Appeals court backs Trump in hotel profits lawsuit
President Donald Trump (Coast Guard photo by Petty Officer 1st Class Patrick Kelley.)

A US appeals court quashed a lawsuit on Wednesday that accused President Donald Trump of profiting illegally from his Washington hotel, handing the White House a key win in a potentially damaging case.

Three judges in the Richmond, Virgina federal appeals court ruled unanimously that the governments of Maryland and Washington DC did not have standing to file the suit, which accused Trump of violating a constitutional ban on profiting from public office.

The suit had taken aim at the Trump International Hotel, just four blocks away from the White House, which has become popular with foreign dignitaries and businessmen seeking to gain favor with the Trump administration.
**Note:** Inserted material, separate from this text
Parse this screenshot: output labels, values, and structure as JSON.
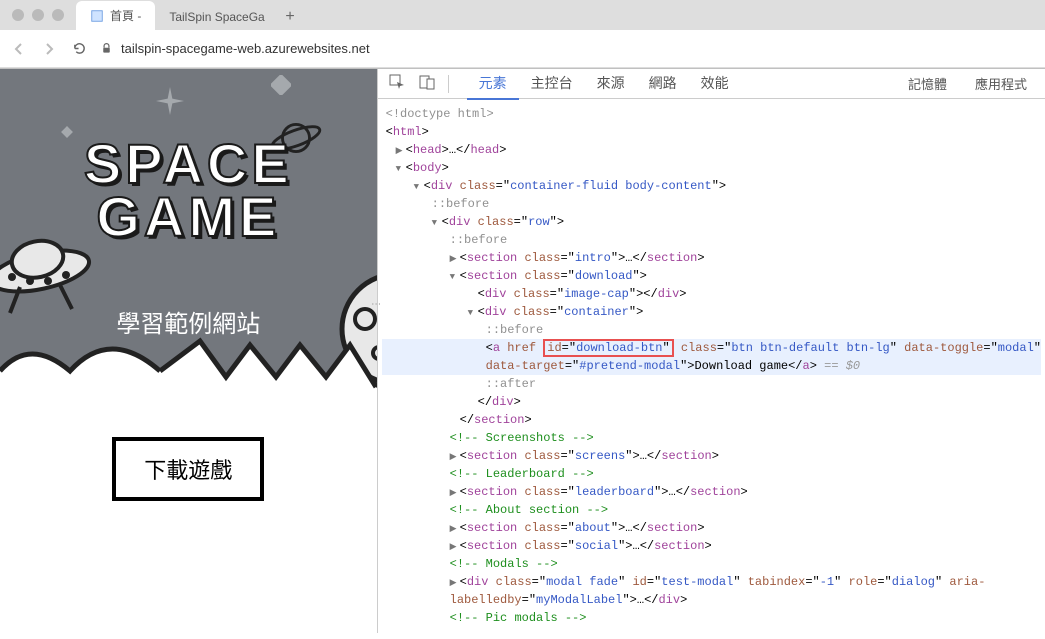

But the judges questioned the real interest of Maryland and Washington in filing the suit, saying it was an "inappropriate use of the courts."

Trump declared victory on Twitter.

"Word just out that I won a big part of the Deep State and Democrat-induced Witch Hunt. Unanimous decision in my favor from The United States Court of Appeals For The Fourth Circuit on the ridiculous Emoluments Case," he wrote.

"I don't make money, but lose a fortune for the honor of serving and doing a great job as your President (including accepting Zero salary!)."

Trump's 2016 election victory made the five-star hotel a hub for Washington politics, with various governments and embassies hosting receptions.

The Washington Post reported that the Saudi government spent more than $270,000 there while Kuwait's embassy has used the hotel for its lavish annual national day party since Trump came to power.

And T-Mobile executives spent nearly $200,000 there, according to Vox magazine, after the company announced a merger with rival Sprint and faced an antitrust review by the government.

Trump's annual financial report in May showed that the hotel brought in $40.8 million in revenue in 2018, nearly 10 percent of his total income.

Washington and Maryland sued in 2017, alleging Trump was violating the constitution's emoluments clause prohibiting government officials from receiving gifts, payments or other valuable benefits from foreign governments and officials.

They charge that the hotel and its restaurants have unfairly siphoned off business from Washington and Maryland convention centers. But the judges said neither plantiff could demonstrate real losses.

They also said it was only "speculation" that those patronizing Trump International Hotel sought favor with the president.